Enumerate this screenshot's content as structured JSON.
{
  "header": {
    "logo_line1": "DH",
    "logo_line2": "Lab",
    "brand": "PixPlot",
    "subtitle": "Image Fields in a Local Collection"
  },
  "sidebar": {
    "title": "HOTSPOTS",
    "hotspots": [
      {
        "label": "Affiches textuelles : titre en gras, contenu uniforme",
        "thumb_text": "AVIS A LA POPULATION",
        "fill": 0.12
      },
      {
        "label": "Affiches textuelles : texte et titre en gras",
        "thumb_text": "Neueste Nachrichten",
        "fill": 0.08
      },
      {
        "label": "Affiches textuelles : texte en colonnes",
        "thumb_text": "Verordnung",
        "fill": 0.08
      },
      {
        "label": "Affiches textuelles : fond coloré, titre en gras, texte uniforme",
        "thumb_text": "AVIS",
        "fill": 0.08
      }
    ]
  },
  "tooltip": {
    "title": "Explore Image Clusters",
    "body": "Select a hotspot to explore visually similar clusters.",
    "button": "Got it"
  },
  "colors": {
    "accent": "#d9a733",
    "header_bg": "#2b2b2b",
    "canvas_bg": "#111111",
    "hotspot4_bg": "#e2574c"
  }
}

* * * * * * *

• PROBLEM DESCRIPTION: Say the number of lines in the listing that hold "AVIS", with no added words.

• THE COMPLETED TASK: 2